A research team led by University of Chicago scientists recently made a discovery that could lead to new understanding about a mysterious kind of outer-space explosion.
The scientists appear to have found the first X-rays coming from a specific type of supernova—the explosion of a star that causes a massive increase in brightness. Studying supernovas, which are the largest explosions that take place in space, has shown scientists that we live in an expanding universe and also led to other key discoveries.
The University of Chicago-led team examined a type Ia (one-a) supernova, which is popular with astronomers because it burns at a specific brightness that allows researchers to calculate how far away it is from Earth.
Using recordings from NASA’s Chandra X-ray Observatory, the scientists made two sets of observations, one about a year and a half after the supernova exploded and another 200 days later. They detected a small number of X-rays indicating a supernova surrounded by an accumulation of matter that measured a million times denser than previously thought.
“Although other type Ias with circumstellar material were thought to have similarly high densities, we have never before detected them with X-rays,” said study co-author Vikram Dwarkadas, research associate professor at University of Chicago’s Department of Astronomy and Astrophysics, in a press release.
Such dense material is normally seen only from a different type of supernova called type II, and is created when massive stars begin to lose mass. The ejected mass collects around the star; then, when the star collapses, the explosion sends a shockwave traveling at supersonic speeds into the dense material, producing a shower of X-rays.
Type Ia supernovas, meanwhile, are created when a white dwarf star explodes. It is thought that white dwarfs do not lose mass before they explode, which has made recent discoveries of surrounding material puzzling to scientists, who have guessed that the material must come from companion stars.
But the amount of mass surrounding the supernova examined by the Chicago-led team is far bigger than one could expect from most companion stars, the researchers said.
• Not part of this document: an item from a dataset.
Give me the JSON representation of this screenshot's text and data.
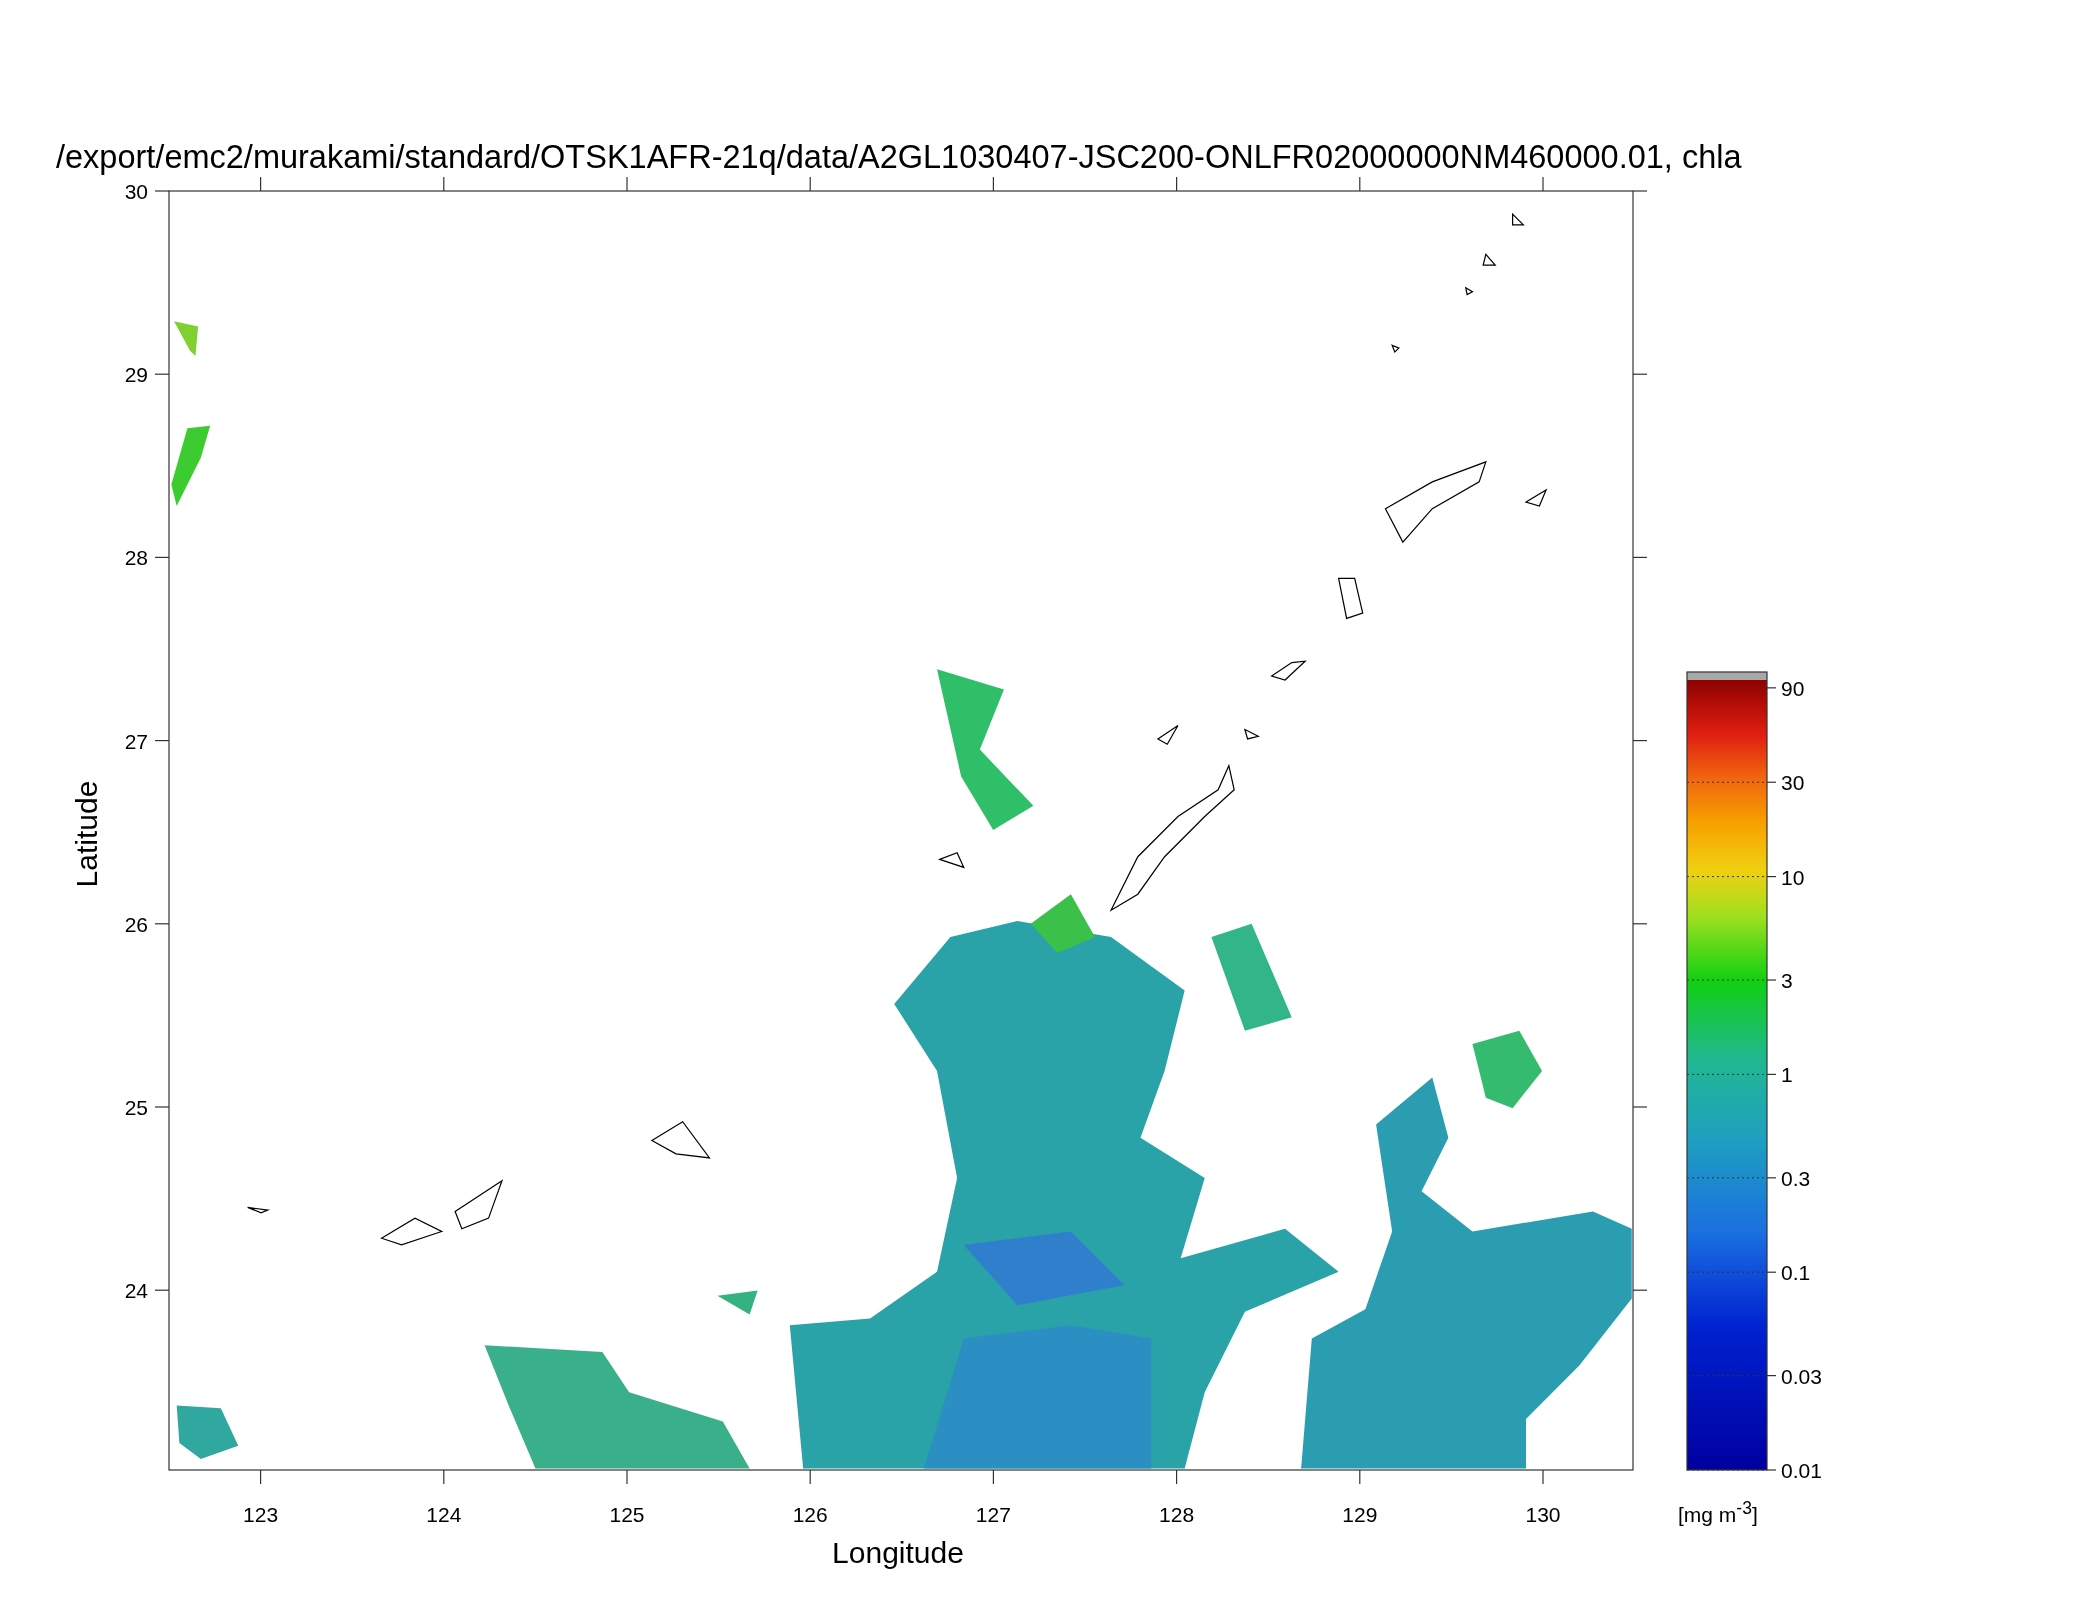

“This once again raises the question of how exactly these strange supernovas form,” Dwarkadas said.
Future studies looking for X-rays and even radio waves coming off such supernovas could provide new information about how they form, the scientists said.
Their findings were published online Wednesday in the Monthly Notices of the Royal Astronomical Society.
July 25: A team led by Adler Planetarium astronomer Grace Wolf-Chase used a telescope instrument to discover infrared light undetectable to the human eye, revealing new stars in the Milky Way.
June 9: Citizen scientists can help researchers discover new distant galaxies as part of the Adler-led Zooniverse project.
May 11: Northbrook native Beth Moses, chief astronaut instructor for the world's first commercial spaceline, returns to Chicago to receive Adler Planetarium's Women in Space Science Award.